### EXERCISE OBJECTIVE
Since the pictures are not wanted, reproduce only the rest of the records, exactly as given.

### DATASET

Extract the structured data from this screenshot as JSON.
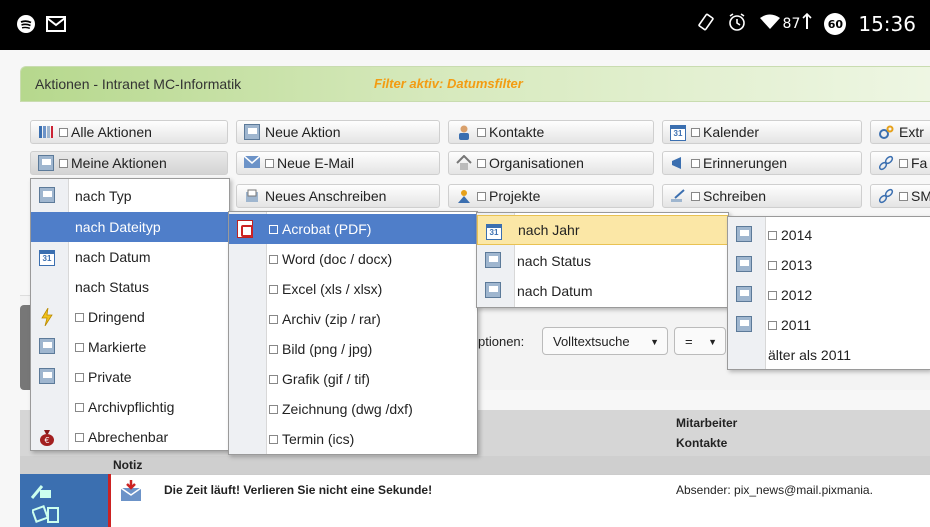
{
  "statusbar": {
    "time": "15:36",
    "battery_badge": "60",
    "signal_text": "87",
    "icons": [
      "spotify-icon",
      "gmail-icon",
      "rotate-icon",
      "alarm-icon",
      "wifi-icon",
      "signal-icon",
      "battery-icon"
    ]
  },
  "header": {
    "title": "Aktionen - Intranet MC-Informatik",
    "filter": "Filter aktiv: Datumsfilter"
  },
  "nav": {
    "col1": [
      "Alle Aktionen",
      "Meine Aktionen"
    ],
    "col2": [
      "Neue Aktion",
      "Neue E-Mail",
      "Neues Anschreiben"
    ],
    "col3": [
      "Kontakte",
      "Organisationen",
      "Projekte"
    ],
    "col4": [
      "Kalender",
      "Erinnerungen",
      "Schreiben"
    ],
    "col5": [
      "Extr",
      "Fa",
      "SM"
    ]
  },
  "menu_main": [
    {
      "label": "nach Typ",
      "icon": "edit-icon"
    },
    {
      "label": "nach Dateityp",
      "icon": ""
    },
    {
      "label": "nach Datum",
      "icon": "calendar-icon"
    },
    {
      "label": "nach Status",
      "icon": ""
    },
    {
      "label": "Dringend",
      "icon": "lightning-icon"
    },
    {
      "label": "Markierte",
      "icon": "edit-icon"
    },
    {
      "label": "Private",
      "icon": "edit-icon"
    },
    {
      "label": "Archivpflichtig",
      "icon": ""
    },
    {
      "label": "Abrechenbar",
      "icon": "money-bag-icon"
    }
  ],
  "menu_filetype": [
    "Acrobat (PDF)",
    "Word (doc / docx)",
    "Excel (xls / xlsx)",
    "Archiv (zip / rar)",
    "Bild (png / jpg)",
    "Grafik (gif / tif)",
    "Zeichnung (dwg /dxf)",
    "Termin (ics)"
  ],
  "menu_pdf": [
    "nach Jahr",
    "nach Status",
    "nach Datum"
  ],
  "menu_year": [
    "2014",
    "2013",
    "2012",
    "2011",
    "älter als 2011"
  ],
  "options": {
    "label": "ptionen:",
    "search_mode": "Volltextsuche",
    "operator": "="
  },
  "table": {
    "col_mitarbeiter": "Mitarbeiter",
    "col_kontakte": "Kontakte",
    "col_notiz": "Notiz",
    "row1_subject": "Die Zeit läuft! Verlieren Sie nicht eine Sekunde!",
    "row1_sender": "Absender: pix_news@mail.pixmania."
  },
  "colors": {
    "selected": "#4f7ec9",
    "hover": "#fbe7a6",
    "filter_text": "#f39c12",
    "header_green": "#b6d88d"
  }
}
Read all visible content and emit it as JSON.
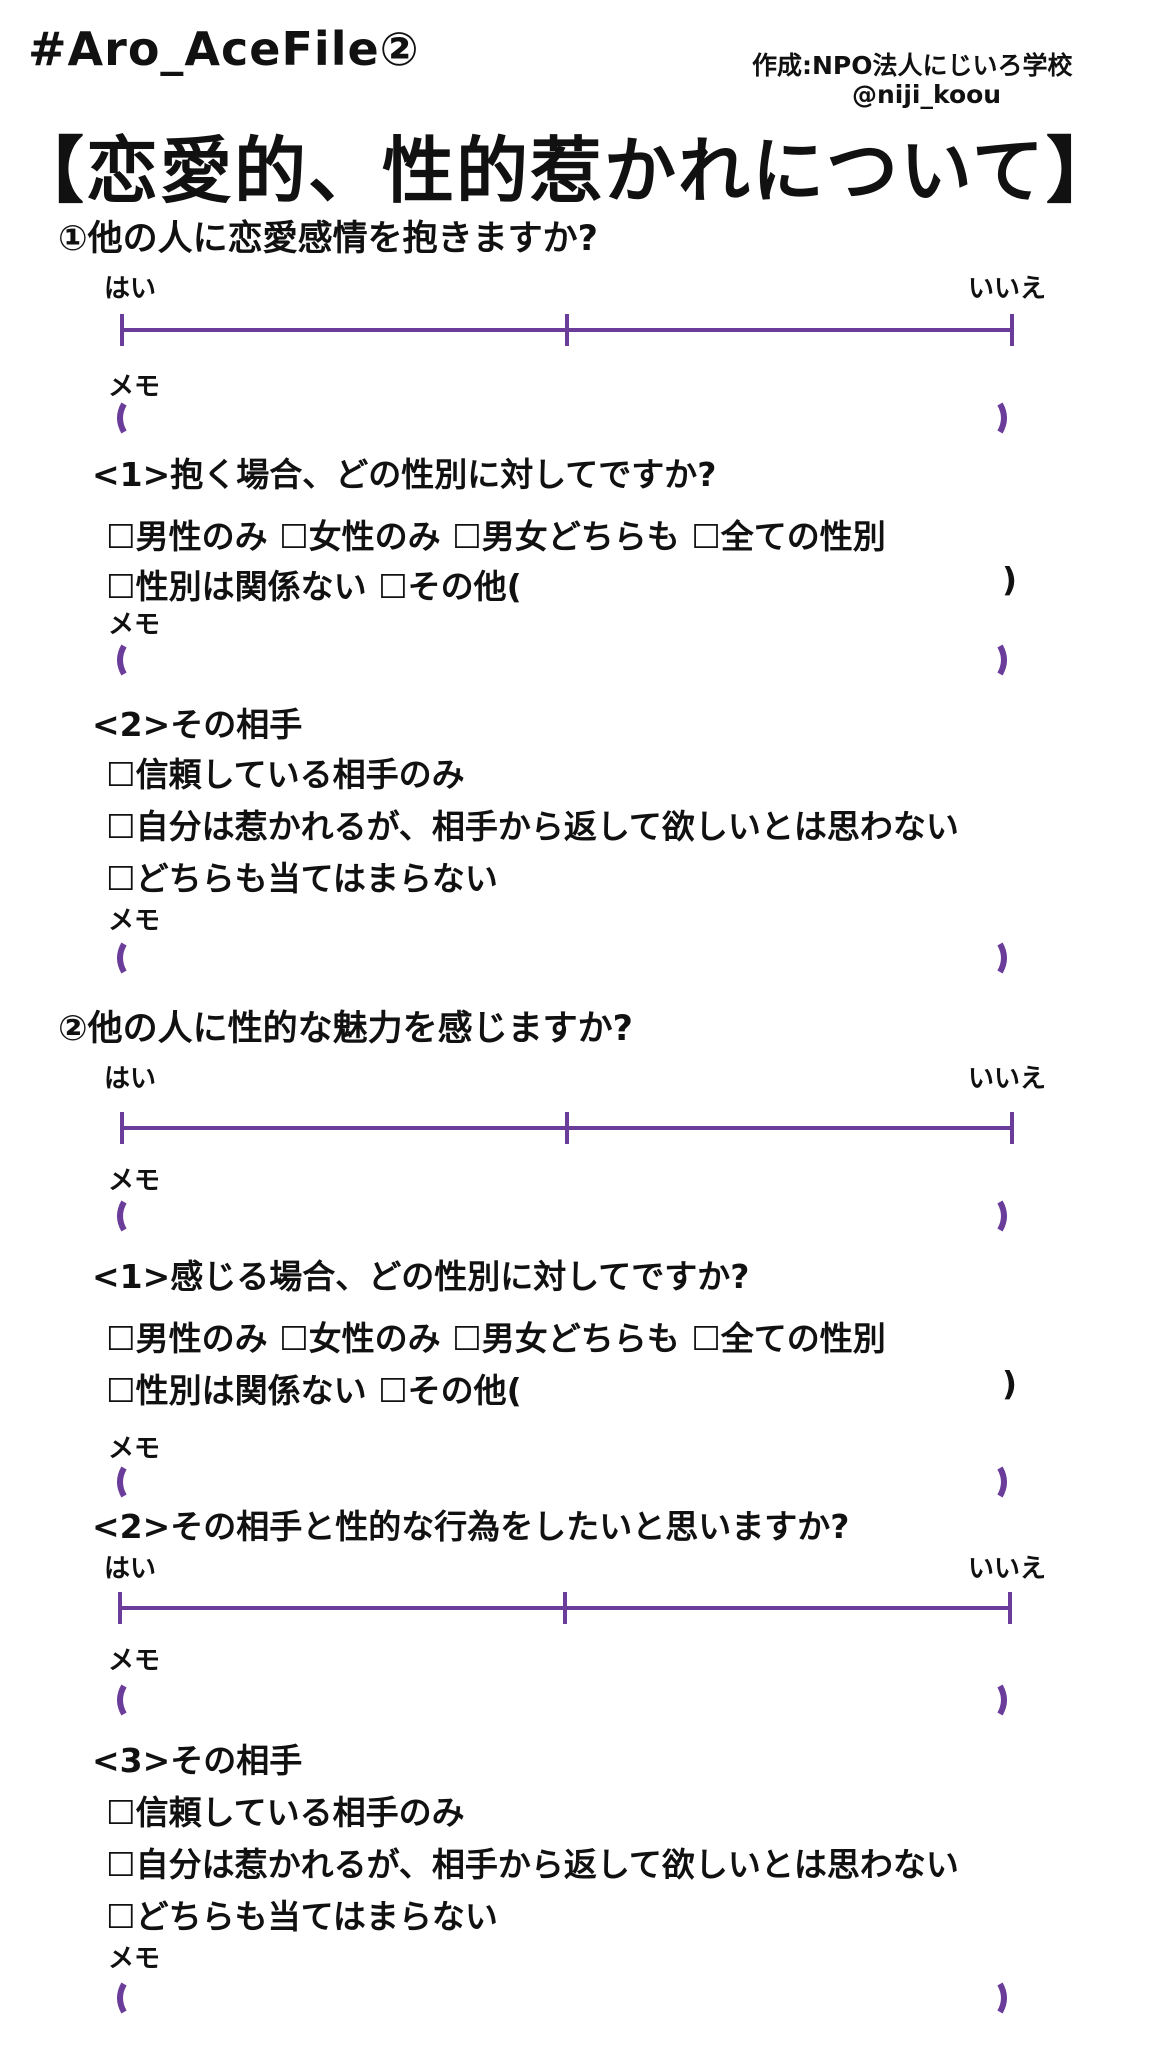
{
  "header": {
    "hashtag": "#Aro_AceFile②",
    "credit": "作成:NPO法人にじいろ学校",
    "handle": "@niji_koou",
    "title": "【恋愛的、性的惹かれについて】"
  },
  "colors": {
    "scale": "#6a3d9a",
    "text": "#111111"
  },
  "labels": {
    "yes": "はい",
    "no": "いいえ",
    "memo": "メモ",
    "other_close": ")"
  },
  "section1": {
    "question": "①他の人に恋愛感情を抱きますか?",
    "sub1": {
      "title": "<1>抱く場合、どの性別に対してですか?",
      "row1": "☐男性のみ ☐女性のみ ☐男女どちらも ☐全ての性別",
      "row2": "☐性別は関係ない ☐その他("
    },
    "sub2": {
      "title": "<2>その相手",
      "options": [
        "☐信頼している相手のみ",
        "☐自分は惹かれるが、相手から返して欲しいとは思わない",
        "☐どちらも当てはまらない"
      ]
    }
  },
  "section2": {
    "question": "②他の人に性的な魅力を感じますか?",
    "sub1": {
      "title": "<1>感じる場合、どの性別に対してですか?",
      "row1": "☐男性のみ ☐女性のみ ☐男女どちらも ☐全ての性別",
      "row2": "☐性別は関係ない ☐その他("
    },
    "sub2": {
      "title": "<2>その相手と性的な行為をしたいと思いますか?"
    },
    "sub3": {
      "title": "<3>その相手",
      "options": [
        "☐信頼している相手のみ",
        "☐自分は惹かれるが、相手から返して欲しいとは思わない",
        "☐どちらも当てはまらない"
      ]
    }
  }
}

### SOLUTION FOR THIS TASK
Extract the structured data from this screenshot as JSON.
{
  "statusbar": {
    "time": "15:36",
    "battery_badge": "60",
    "signal_text": "87",
    "icons": [
      "spotify-icon",
      "gmail-icon",
      "rotate-icon",
      "alarm-icon",
      "wifi-icon",
      "signal-icon",
      "battery-icon"
    ]
  },
  "header": {
    "title": "Aktionen - Intranet MC-Informatik",
    "filter": "Filter aktiv: Datumsfilter"
  },
  "nav": {
    "col1": [
      "Alle Aktionen",
      "Meine Aktionen"
    ],
    "col2": [
      "Neue Aktion",
      "Neue E-Mail",
      "Neues Anschreiben"
    ],
    "col3": [
      "Kontakte",
      "Organisationen",
      "Projekte"
    ],
    "col4": [
      "Kalender",
      "Erinnerungen",
      "Schreiben"
    ],
    "col5": [
      "Extr",
      "Fa",
      "SM"
    ]
  },
  "menu_main": [
    {
      "label": "nach Typ",
      "icon": "edit-icon"
    },
    {
      "label": "nach Dateityp",
      "icon": ""
    },
    {
      "label": "nach Datum",
      "icon": "calendar-icon"
    },
    {
      "label": "nach Status",
      "icon": ""
    },
    {
      "label": "Dringend",
      "icon": "lightning-icon"
    },
    {
      "label": "Markierte",
      "icon": "edit-icon"
    },
    {
      "label": "Private",
      "icon": "edit-icon"
    },
    {
      "label": "Archivpflichtig",
      "icon": ""
    },
    {
      "label": "Abrechenbar",
      "icon": "money-bag-icon"
    }
  ],
  "menu_filetype": [
    "Acrobat (PDF)",
    "Word (doc / docx)",
    "Excel (xls / xlsx)",
    "Archiv (zip / rar)",
    "Bild (png / jpg)",
    "Grafik (gif / tif)",
    "Zeichnung (dwg /dxf)",
    "Termin (ics)"
  ],
  "menu_pdf": [
    "nach Jahr",
    "nach Status",
    "nach Datum"
  ],
  "menu_year": [
    "2014",
    "2013",
    "2012",
    "2011",
    "älter als 2011"
  ],
  "options": {
    "label": "ptionen:",
    "search_mode": "Volltextsuche",
    "operator": "="
  },
  "table": {
    "col_mitarbeiter": "Mitarbeiter",
    "col_kontakte": "Kontakte",
    "col_notiz": "Notiz",
    "row1_subject": "Die Zeit läuft! Verlieren Sie nicht eine Sekunde!",
    "row1_sender": "Absender: pix_news@mail.pixmania."
  },
  "colors": {
    "selected": "#4f7ec9",
    "hover": "#fbe7a6",
    "filter_text": "#f39c12",
    "header_green": "#b6d88d"
  }
}
Read all visible content and emit it as JSON.
{
  "header": {
    "hashtag": "#Aro_AceFile②",
    "credit": "作成:NPO法人にじいろ学校",
    "handle": "@niji_koou",
    "title": "【恋愛的、性的惹かれについて】"
  },
  "colors": {
    "scale": "#6a3d9a",
    "text": "#111111"
  },
  "labels": {
    "yes": "はい",
    "no": "いいえ",
    "memo": "メモ",
    "other_close": ")"
  },
  "section1": {
    "question": "①他の人に恋愛感情を抱きますか?",
    "sub1": {
      "title": "<1>抱く場合、どの性別に対してですか?",
      "row1": "☐男性のみ ☐女性のみ ☐男女どちらも ☐全ての性別",
      "row2": "☐性別は関係ない ☐その他("
    },
    "sub2": {
      "title": "<2>その相手",
      "options": [
        "☐信頼している相手のみ",
        "☐自分は惹かれるが、相手から返して欲しいとは思わない",
        "☐どちらも当てはまらない"
      ]
    }
  },
  "section2": {
    "question": "②他の人に性的な魅力を感じますか?",
    "sub1": {
      "title": "<1>感じる場合、どの性別に対してですか?",
      "row1": "☐男性のみ ☐女性のみ ☐男女どちらも ☐全ての性別",
      "row2": "☐性別は関係ない ☐その他("
    },
    "sub2": {
      "title": "<2>その相手と性的な行為をしたいと思いますか?"
    },
    "sub3": {
      "title": "<3>その相手",
      "options": [
        "☐信頼している相手のみ",
        "☐自分は惹かれるが、相手から返して欲しいとは思わない",
        "☐どちらも当てはまらない"
      ]
    }
  }
}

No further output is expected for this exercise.